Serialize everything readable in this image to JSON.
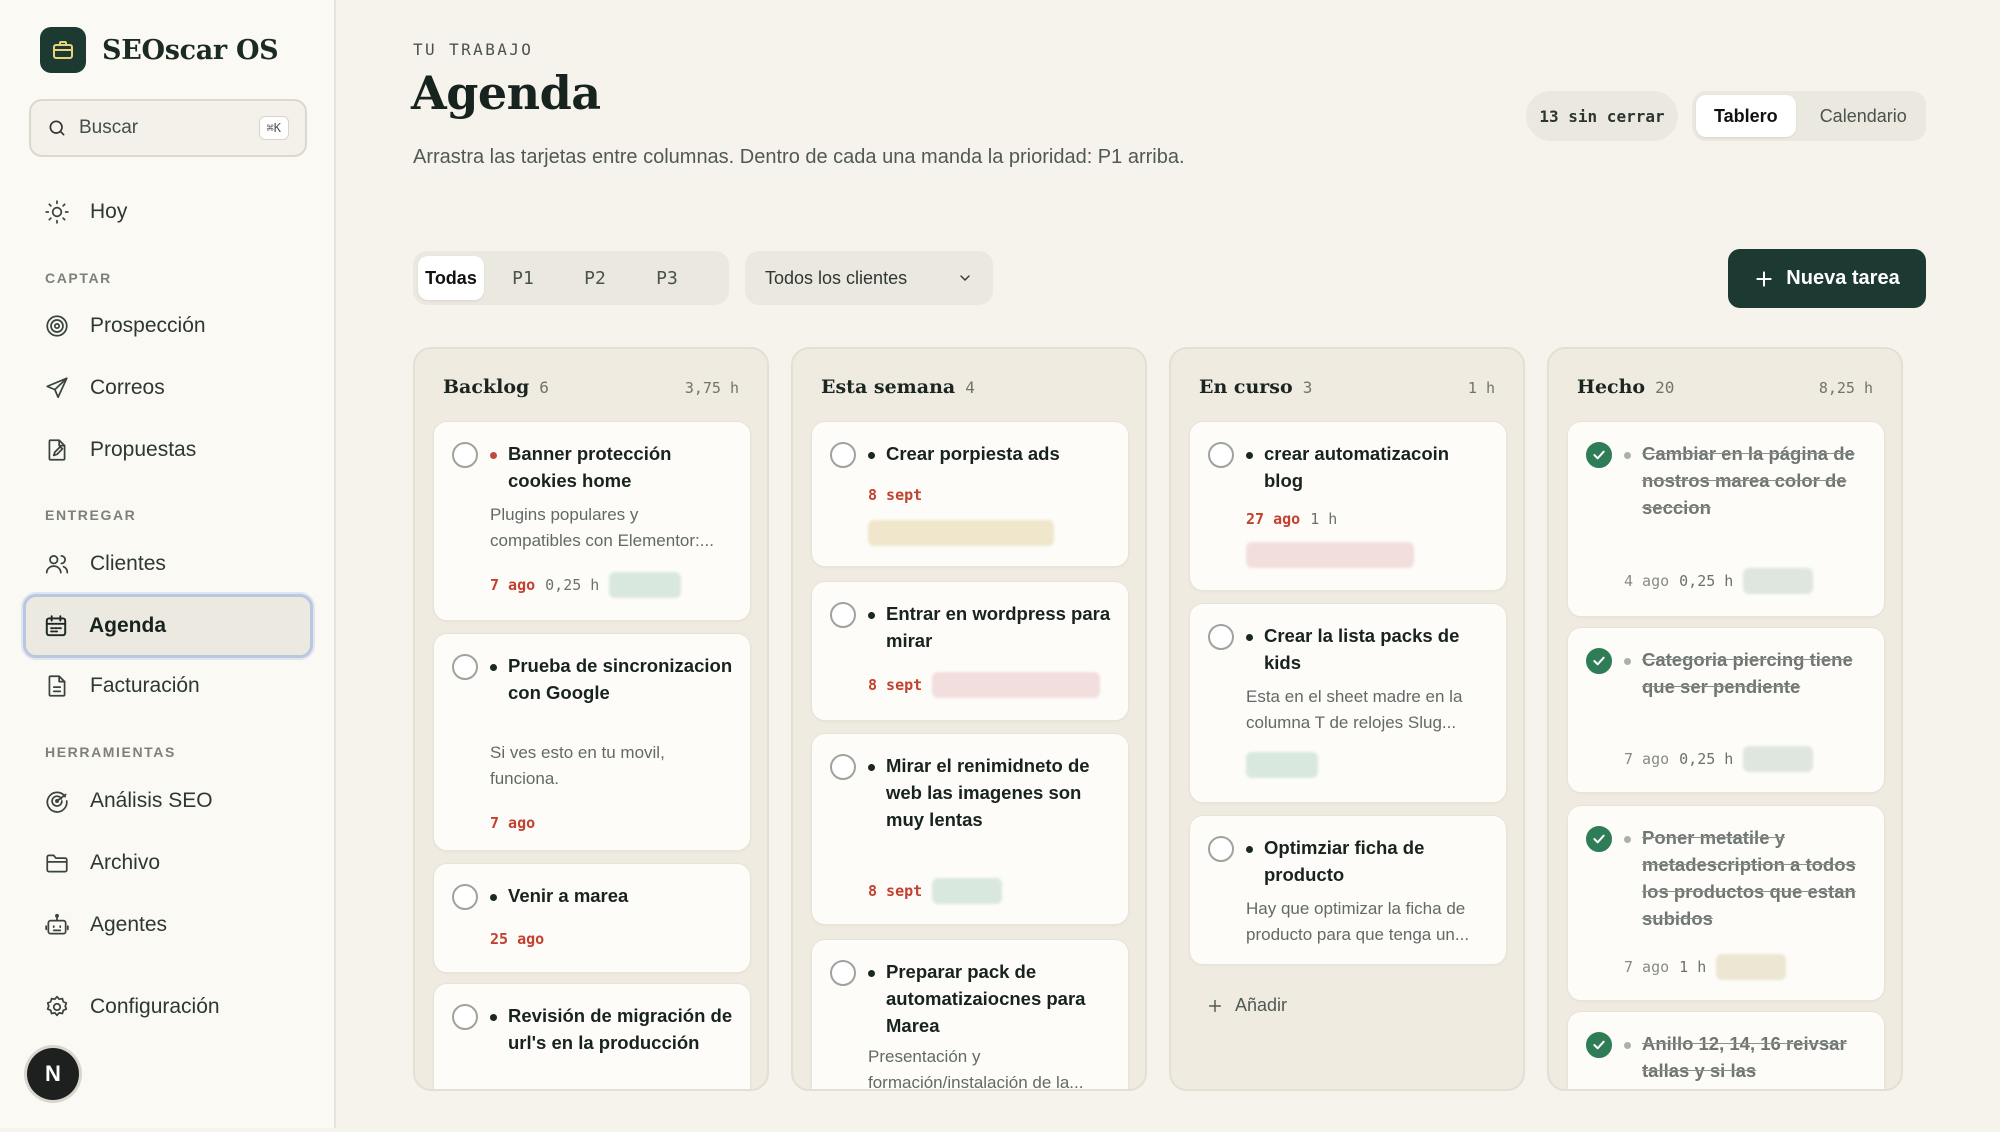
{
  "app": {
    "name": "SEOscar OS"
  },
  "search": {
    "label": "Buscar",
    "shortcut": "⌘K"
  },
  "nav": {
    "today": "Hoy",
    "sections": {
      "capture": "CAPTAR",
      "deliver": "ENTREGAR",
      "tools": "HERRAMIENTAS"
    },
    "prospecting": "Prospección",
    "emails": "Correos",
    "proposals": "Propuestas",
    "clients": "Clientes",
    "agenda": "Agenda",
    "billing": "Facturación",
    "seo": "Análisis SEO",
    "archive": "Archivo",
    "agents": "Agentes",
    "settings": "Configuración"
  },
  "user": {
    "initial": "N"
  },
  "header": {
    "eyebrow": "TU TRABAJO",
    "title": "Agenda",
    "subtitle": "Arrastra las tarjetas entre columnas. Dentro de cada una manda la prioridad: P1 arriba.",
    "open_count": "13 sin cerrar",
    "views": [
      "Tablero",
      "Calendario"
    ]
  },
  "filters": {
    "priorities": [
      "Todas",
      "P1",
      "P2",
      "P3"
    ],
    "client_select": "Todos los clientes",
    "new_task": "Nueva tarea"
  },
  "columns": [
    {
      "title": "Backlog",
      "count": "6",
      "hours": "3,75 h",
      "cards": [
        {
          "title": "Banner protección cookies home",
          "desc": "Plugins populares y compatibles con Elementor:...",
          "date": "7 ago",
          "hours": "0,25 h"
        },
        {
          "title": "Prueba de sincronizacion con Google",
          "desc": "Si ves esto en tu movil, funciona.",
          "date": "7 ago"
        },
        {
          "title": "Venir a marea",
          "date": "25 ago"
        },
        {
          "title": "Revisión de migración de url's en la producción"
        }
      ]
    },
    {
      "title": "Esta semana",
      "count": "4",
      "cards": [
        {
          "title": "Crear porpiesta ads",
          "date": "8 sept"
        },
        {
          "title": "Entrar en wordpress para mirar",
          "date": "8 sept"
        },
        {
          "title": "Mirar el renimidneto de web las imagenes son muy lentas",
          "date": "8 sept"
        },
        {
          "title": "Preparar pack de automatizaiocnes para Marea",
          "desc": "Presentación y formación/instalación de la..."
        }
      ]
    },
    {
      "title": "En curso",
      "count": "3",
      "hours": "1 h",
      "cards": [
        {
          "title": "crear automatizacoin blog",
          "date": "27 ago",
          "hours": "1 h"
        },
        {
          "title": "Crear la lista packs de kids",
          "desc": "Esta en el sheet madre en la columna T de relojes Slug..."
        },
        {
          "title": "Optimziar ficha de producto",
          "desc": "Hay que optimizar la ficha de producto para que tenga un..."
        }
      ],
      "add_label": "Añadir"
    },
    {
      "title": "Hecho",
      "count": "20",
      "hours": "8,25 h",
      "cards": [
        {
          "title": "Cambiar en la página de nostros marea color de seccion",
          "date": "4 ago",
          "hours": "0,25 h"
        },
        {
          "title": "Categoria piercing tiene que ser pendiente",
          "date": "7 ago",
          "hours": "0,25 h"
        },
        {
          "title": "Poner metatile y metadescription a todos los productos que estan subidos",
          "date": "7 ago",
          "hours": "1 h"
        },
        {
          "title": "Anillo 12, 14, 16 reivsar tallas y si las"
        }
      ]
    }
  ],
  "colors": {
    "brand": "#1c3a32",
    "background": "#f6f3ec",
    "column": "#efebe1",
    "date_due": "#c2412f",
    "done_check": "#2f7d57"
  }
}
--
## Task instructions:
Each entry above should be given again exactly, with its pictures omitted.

## Output below:
Serialize everything readable in this image to JSON.
{
  "app": {
    "name": "SEOscar OS"
  },
  "search": {
    "label": "Buscar",
    "shortcut": "⌘K"
  },
  "nav": {
    "today": "Hoy",
    "sections": {
      "capture": "CAPTAR",
      "deliver": "ENTREGAR",
      "tools": "HERRAMIENTAS"
    },
    "prospecting": "Prospección",
    "emails": "Correos",
    "proposals": "Propuestas",
    "clients": "Clientes",
    "agenda": "Agenda",
    "billing": "Facturación",
    "seo": "Análisis SEO",
    "archive": "Archivo",
    "agents": "Agentes",
    "settings": "Configuración"
  },
  "user": {
    "initial": "N"
  },
  "header": {
    "eyebrow": "TU TRABAJO",
    "title": "Agenda",
    "subtitle": "Arrastra las tarjetas entre columnas. Dentro de cada una manda la prioridad: P1 arriba.",
    "open_count": "13 sin cerrar",
    "views": [
      "Tablero",
      "Calendario"
    ]
  },
  "filters": {
    "priorities": [
      "Todas",
      "P1",
      "P2",
      "P3"
    ],
    "client_select": "Todos los clientes",
    "new_task": "Nueva tarea"
  },
  "columns": [
    {
      "title": "Backlog",
      "count": "6",
      "hours": "3,75 h",
      "cards": [
        {
          "title": "Banner protección cookies home",
          "desc": "Plugins populares y compatibles con Elementor:...",
          "date": "7 ago",
          "hours": "0,25 h"
        },
        {
          "title": "Prueba de sincronizacion con Google",
          "desc": "Si ves esto en tu movil, funciona.",
          "date": "7 ago"
        },
        {
          "title": "Venir a marea",
          "date": "25 ago"
        },
        {
          "title": "Revisión de migración de url's en la producción"
        }
      ]
    },
    {
      "title": "Esta semana",
      "count": "4",
      "cards": [
        {
          "title": "Crear porpiesta ads",
          "date": "8 sept"
        },
        {
          "title": "Entrar en wordpress para mirar",
          "date": "8 sept"
        },
        {
          "title": "Mirar el renimidneto de web las imagenes son muy lentas",
          "date": "8 sept"
        },
        {
          "title": "Preparar pack de automatizaiocnes para Marea",
          "desc": "Presentación y formación/instalación de la..."
        }
      ]
    },
    {
      "title": "En curso",
      "count": "3",
      "hours": "1 h",
      "cards": [
        {
          "title": "crear automatizacoin blog",
          "date": "27 ago",
          "hours": "1 h"
        },
        {
          "title": "Crear la lista packs de kids",
          "desc": "Esta en el sheet madre en la columna T de relojes Slug..."
        },
        {
          "title": "Optimziar ficha de producto",
          "desc": "Hay que optimizar la ficha de producto para que tenga un..."
        }
      ],
      "add_label": "Añadir"
    },
    {
      "title": "Hecho",
      "count": "20",
      "hours": "8,25 h",
      "cards": [
        {
          "title": "Cambiar en la página de nostros marea color de seccion",
          "date": "4 ago",
          "hours": "0,25 h"
        },
        {
          "title": "Categoria piercing tiene que ser pendiente",
          "date": "7 ago",
          "hours": "0,25 h"
        },
        {
          "title": "Poner metatile y metadescription a todos los productos que estan subidos",
          "date": "7 ago",
          "hours": "1 h"
        },
        {
          "title": "Anillo 12, 14, 16 reivsar tallas y si las"
        }
      ]
    }
  ],
  "colors": {
    "brand": "#1c3a32",
    "background": "#f6f3ec",
    "column": "#efebe1",
    "date_due": "#c2412f",
    "done_check": "#2f7d57"
  }
}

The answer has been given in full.